From the material below, return every line that includes "values".

[Input records Boundary: Start]

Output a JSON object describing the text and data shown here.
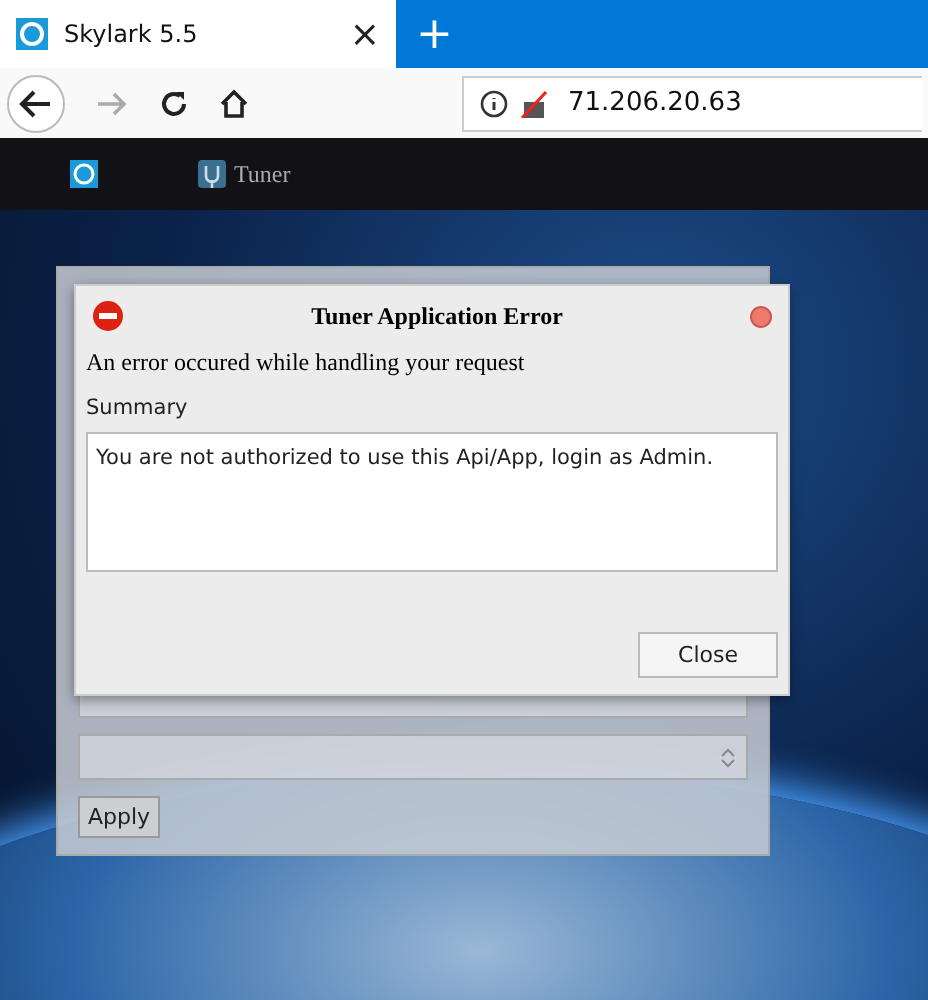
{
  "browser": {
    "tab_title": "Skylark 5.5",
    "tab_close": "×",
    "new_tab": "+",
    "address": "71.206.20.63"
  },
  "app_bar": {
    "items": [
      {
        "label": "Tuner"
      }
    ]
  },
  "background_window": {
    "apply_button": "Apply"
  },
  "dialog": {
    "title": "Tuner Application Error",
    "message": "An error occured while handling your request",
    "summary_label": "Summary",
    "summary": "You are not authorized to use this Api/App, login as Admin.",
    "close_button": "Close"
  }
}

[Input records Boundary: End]
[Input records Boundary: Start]

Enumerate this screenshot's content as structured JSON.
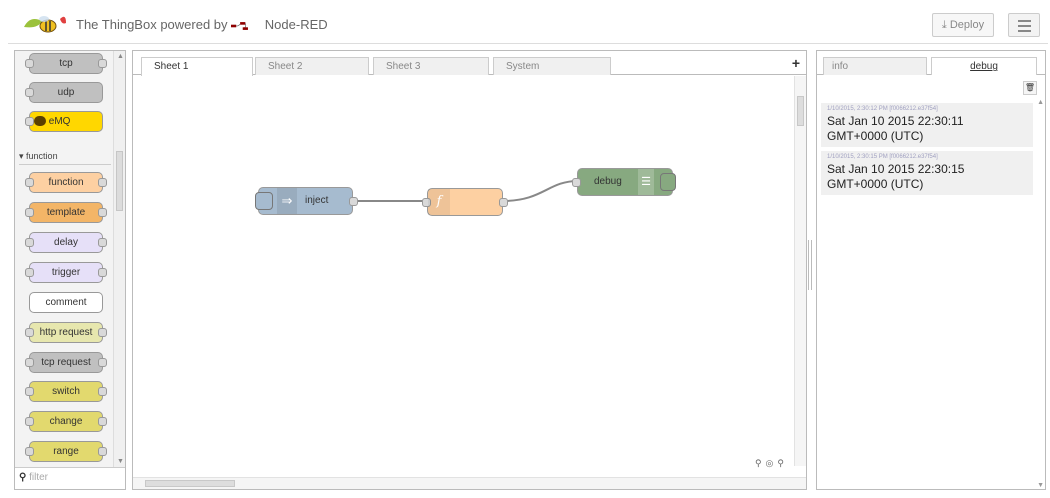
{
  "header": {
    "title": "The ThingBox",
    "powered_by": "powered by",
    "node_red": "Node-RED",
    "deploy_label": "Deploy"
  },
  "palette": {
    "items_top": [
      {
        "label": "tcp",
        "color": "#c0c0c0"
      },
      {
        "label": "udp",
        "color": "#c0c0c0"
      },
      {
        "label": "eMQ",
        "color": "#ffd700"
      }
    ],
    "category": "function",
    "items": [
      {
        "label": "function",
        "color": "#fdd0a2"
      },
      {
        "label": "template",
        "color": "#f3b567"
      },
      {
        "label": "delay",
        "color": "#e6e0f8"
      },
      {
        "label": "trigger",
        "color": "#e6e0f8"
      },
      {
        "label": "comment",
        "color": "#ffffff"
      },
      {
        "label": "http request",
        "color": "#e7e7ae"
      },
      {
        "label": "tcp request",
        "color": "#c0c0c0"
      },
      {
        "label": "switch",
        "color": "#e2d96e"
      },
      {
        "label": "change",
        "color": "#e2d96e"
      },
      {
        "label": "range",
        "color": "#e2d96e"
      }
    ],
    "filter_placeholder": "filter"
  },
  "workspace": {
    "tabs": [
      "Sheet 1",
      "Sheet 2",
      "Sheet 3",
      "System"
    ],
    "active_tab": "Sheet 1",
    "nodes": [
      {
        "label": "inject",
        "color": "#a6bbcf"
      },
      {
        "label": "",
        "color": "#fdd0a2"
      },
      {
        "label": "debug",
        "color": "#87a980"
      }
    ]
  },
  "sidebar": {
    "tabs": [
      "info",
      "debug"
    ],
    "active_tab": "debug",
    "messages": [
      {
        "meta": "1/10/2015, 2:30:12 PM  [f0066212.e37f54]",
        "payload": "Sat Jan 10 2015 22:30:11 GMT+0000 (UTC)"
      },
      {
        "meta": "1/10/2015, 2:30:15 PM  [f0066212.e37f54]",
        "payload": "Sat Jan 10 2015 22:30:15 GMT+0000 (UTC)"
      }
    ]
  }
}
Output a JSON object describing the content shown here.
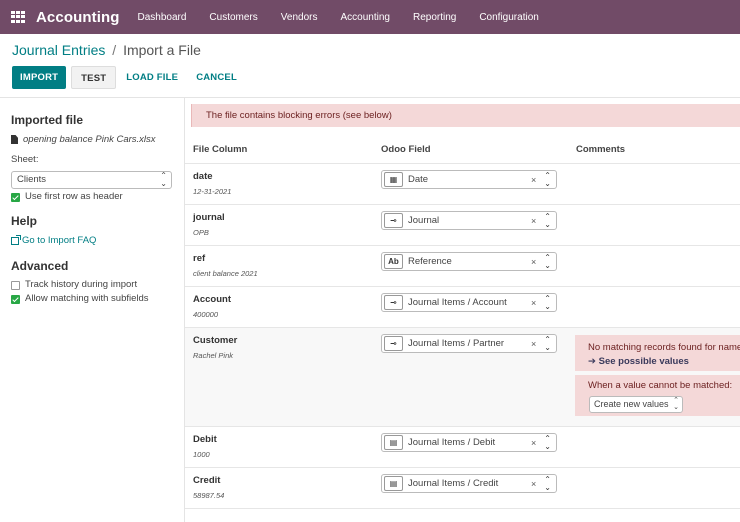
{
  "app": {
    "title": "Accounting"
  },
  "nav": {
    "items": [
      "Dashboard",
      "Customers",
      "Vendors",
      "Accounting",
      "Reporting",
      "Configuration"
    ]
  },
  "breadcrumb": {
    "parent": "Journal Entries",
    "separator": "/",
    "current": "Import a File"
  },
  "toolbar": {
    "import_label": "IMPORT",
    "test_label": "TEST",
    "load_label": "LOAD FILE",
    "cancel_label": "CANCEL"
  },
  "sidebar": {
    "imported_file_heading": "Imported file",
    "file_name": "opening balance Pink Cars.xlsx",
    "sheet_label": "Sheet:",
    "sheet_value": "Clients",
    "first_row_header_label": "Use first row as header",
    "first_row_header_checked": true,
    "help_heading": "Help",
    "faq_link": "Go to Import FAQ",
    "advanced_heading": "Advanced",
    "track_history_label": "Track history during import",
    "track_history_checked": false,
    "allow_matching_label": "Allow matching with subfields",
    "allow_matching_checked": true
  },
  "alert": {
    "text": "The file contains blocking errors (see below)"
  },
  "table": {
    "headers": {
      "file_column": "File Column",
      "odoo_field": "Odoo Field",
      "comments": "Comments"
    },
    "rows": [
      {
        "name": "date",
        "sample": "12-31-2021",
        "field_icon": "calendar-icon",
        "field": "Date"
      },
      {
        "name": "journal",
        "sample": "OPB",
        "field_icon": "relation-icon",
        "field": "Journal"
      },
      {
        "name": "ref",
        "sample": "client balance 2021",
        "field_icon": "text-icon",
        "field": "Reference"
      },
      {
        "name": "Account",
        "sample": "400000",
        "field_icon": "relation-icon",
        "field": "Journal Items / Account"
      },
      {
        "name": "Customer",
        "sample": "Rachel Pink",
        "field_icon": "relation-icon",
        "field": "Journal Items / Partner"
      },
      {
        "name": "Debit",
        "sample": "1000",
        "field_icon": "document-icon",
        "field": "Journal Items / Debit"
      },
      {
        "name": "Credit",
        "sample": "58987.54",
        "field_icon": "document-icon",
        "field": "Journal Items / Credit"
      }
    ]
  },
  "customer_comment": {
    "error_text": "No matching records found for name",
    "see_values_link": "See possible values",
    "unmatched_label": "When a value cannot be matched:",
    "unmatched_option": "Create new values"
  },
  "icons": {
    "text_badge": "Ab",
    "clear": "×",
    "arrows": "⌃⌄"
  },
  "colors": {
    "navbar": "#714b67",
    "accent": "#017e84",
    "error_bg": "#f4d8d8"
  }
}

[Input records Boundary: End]
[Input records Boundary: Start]

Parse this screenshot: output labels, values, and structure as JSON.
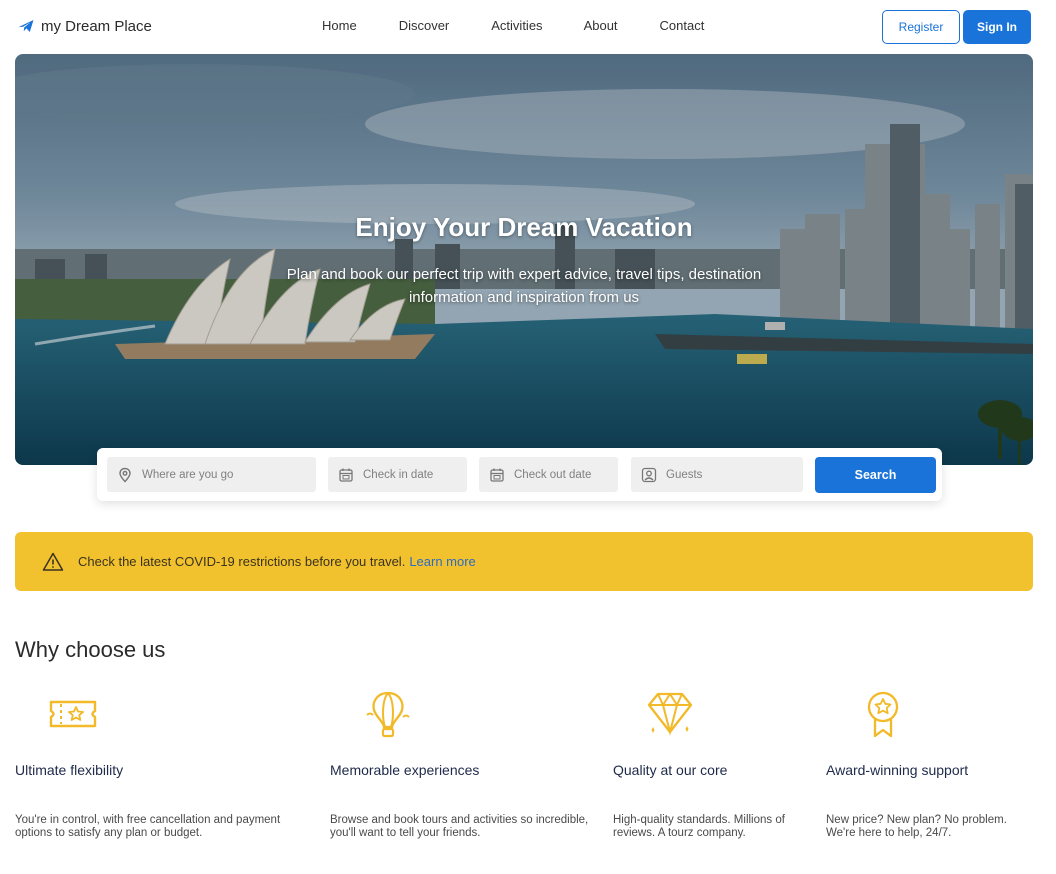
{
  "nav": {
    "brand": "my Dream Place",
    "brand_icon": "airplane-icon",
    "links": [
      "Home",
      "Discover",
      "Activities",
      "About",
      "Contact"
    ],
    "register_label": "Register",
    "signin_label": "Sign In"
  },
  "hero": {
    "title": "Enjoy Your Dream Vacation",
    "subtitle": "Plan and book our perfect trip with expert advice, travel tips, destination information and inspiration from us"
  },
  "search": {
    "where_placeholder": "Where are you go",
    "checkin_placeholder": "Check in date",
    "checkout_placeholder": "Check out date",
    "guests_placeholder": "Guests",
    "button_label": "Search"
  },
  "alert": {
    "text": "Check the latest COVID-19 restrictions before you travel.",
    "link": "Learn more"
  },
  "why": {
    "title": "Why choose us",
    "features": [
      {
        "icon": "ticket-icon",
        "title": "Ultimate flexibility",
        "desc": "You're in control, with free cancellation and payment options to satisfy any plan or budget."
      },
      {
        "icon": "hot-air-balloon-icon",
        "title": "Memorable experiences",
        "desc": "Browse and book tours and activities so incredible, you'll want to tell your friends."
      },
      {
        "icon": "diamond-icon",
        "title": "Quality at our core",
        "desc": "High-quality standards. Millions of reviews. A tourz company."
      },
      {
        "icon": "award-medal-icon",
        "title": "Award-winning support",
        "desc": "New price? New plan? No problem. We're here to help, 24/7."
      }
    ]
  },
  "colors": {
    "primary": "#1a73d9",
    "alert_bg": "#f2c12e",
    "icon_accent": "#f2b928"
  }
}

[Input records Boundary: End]

▶ [Exercise result]
    "see_values_link": "See possible values",
    "unmatched_option": "Create new values"
Parse this screenshot: output labels, values, and structure as JSON.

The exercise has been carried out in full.